Other states reporting people sickened by E. Coli include Washington, Michigan, Utah, Colorado, South Dakota, Wisconsin, Illinois, Missouri, Mississippi, Louisiana, Tennessee, Kentucky, Ohio, Virginia, Georgia, New York, Connecticut and MA.
Most people recover in five to seven days. In some cases, it can be life-threatening as victims develop kidney failure. As of the update Wednesday, the illness onset dates for the outbreak victims range from March 13 to April 21. One Arizona farm has been linked to E. coli in whole head romaine, but at least two dozen locations are under investigation.
The latest illness onset was April 21, and the CDC said infections occurring after April 11 might not be reported yet, due to the average 2- to 3-week interval between symptom onset and case reporting.
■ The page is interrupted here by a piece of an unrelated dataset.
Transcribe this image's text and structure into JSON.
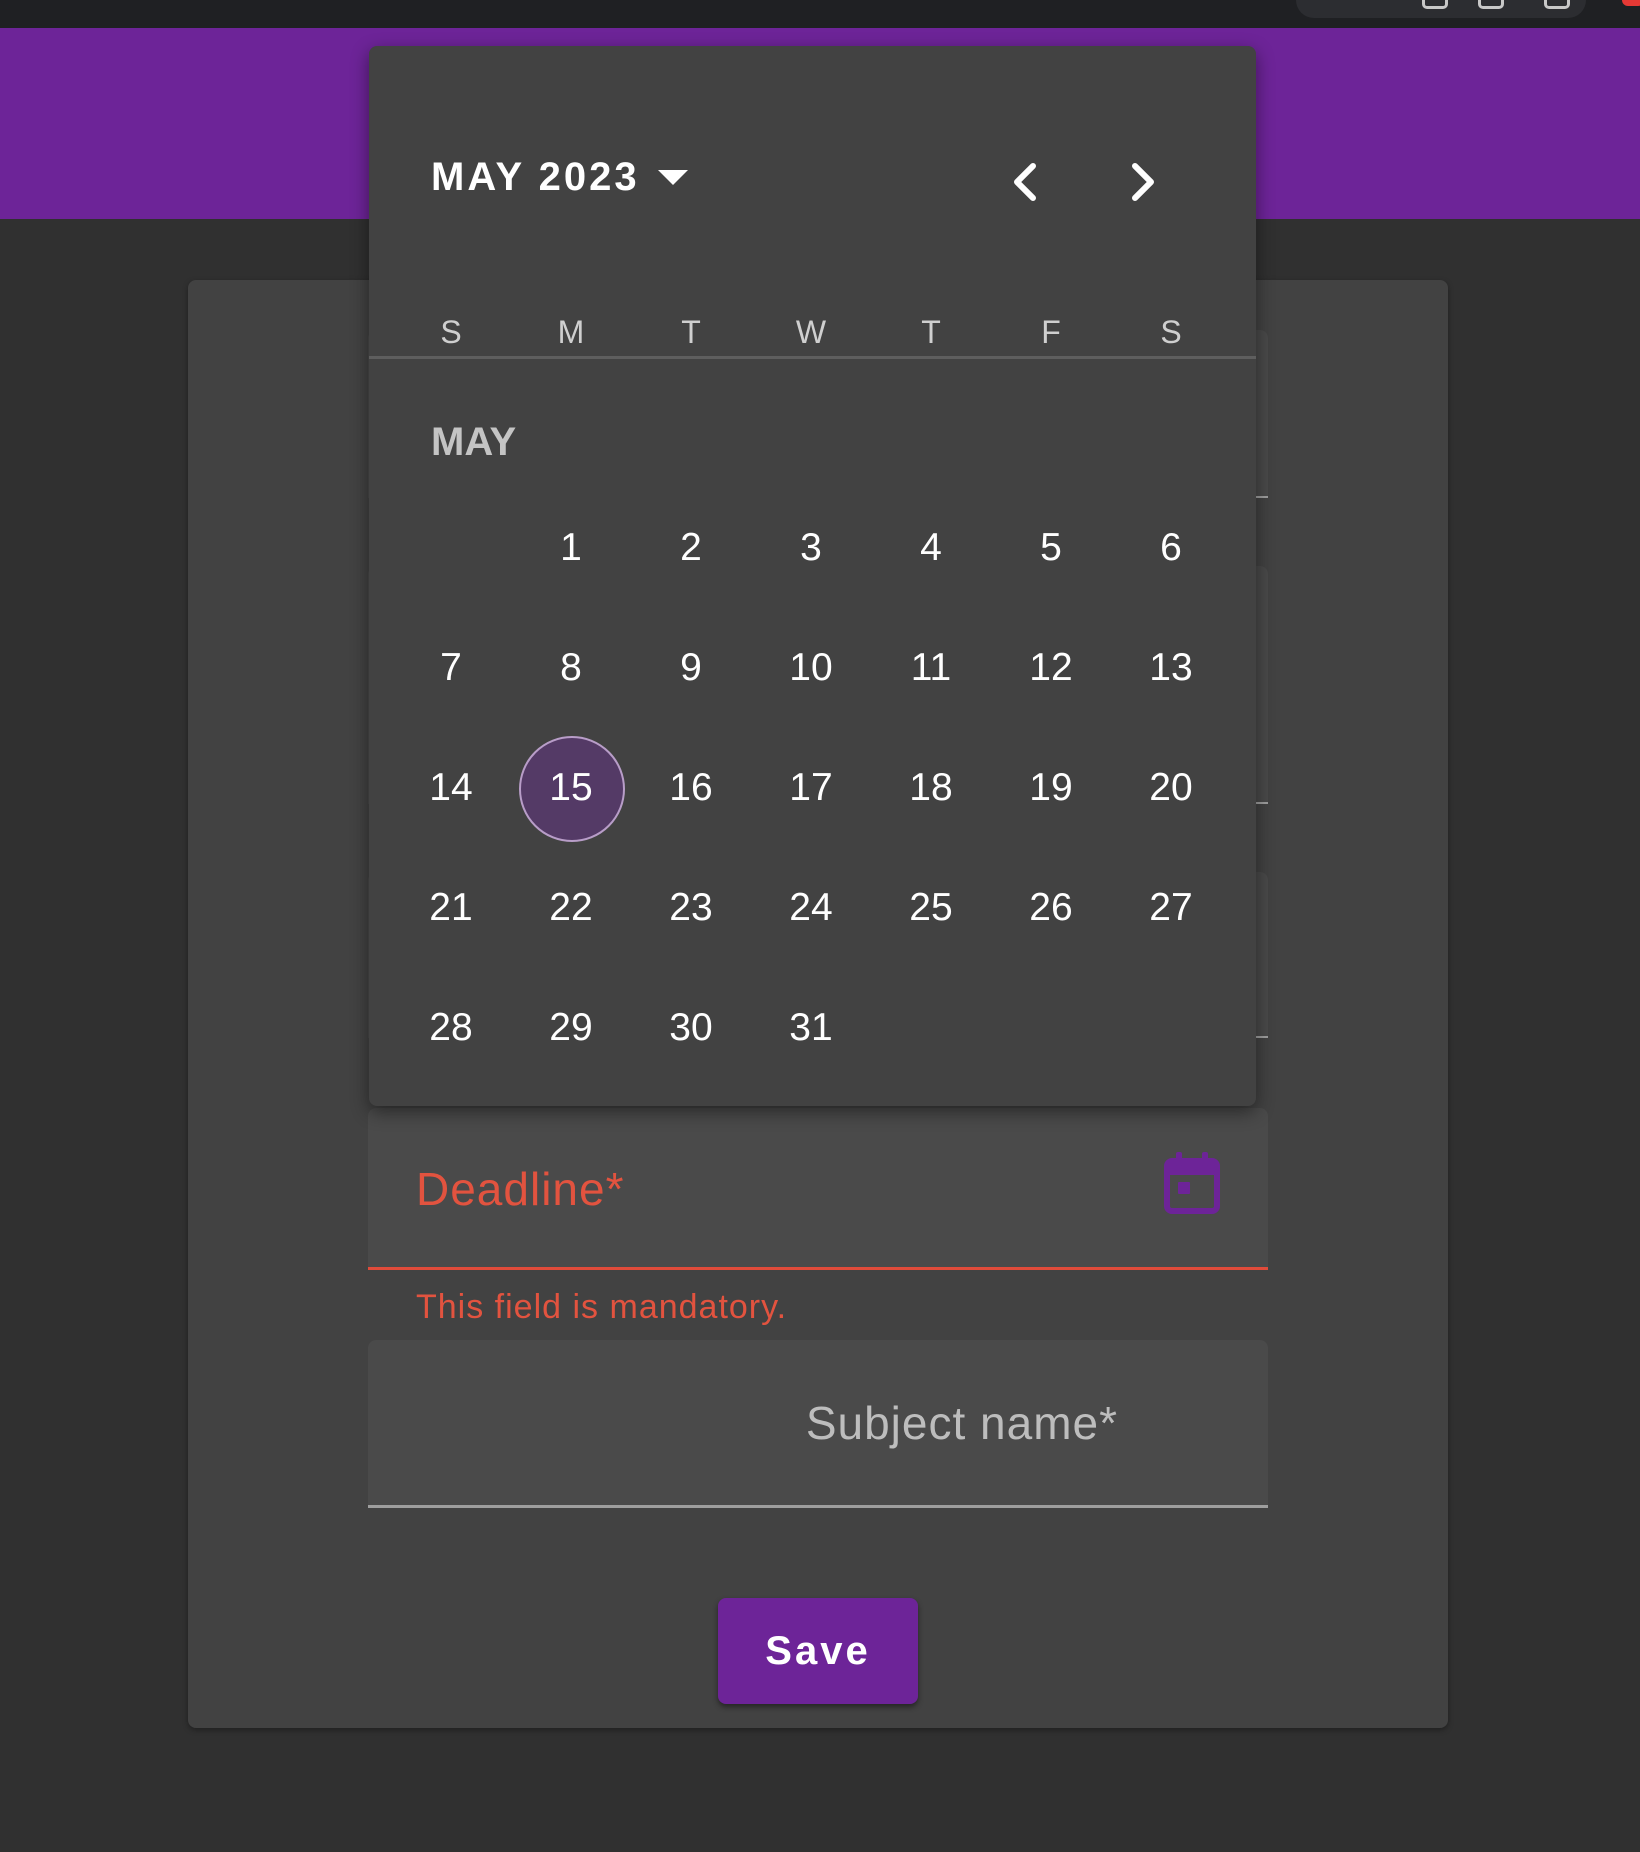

Contact your doctor and write down what you've eaten if you get sick. This includes lettuce in a salad mix. "The restaurants reported using bagged, chopped romaine lettuce to make salads". But most infections are believed to be linked to chopped romaine.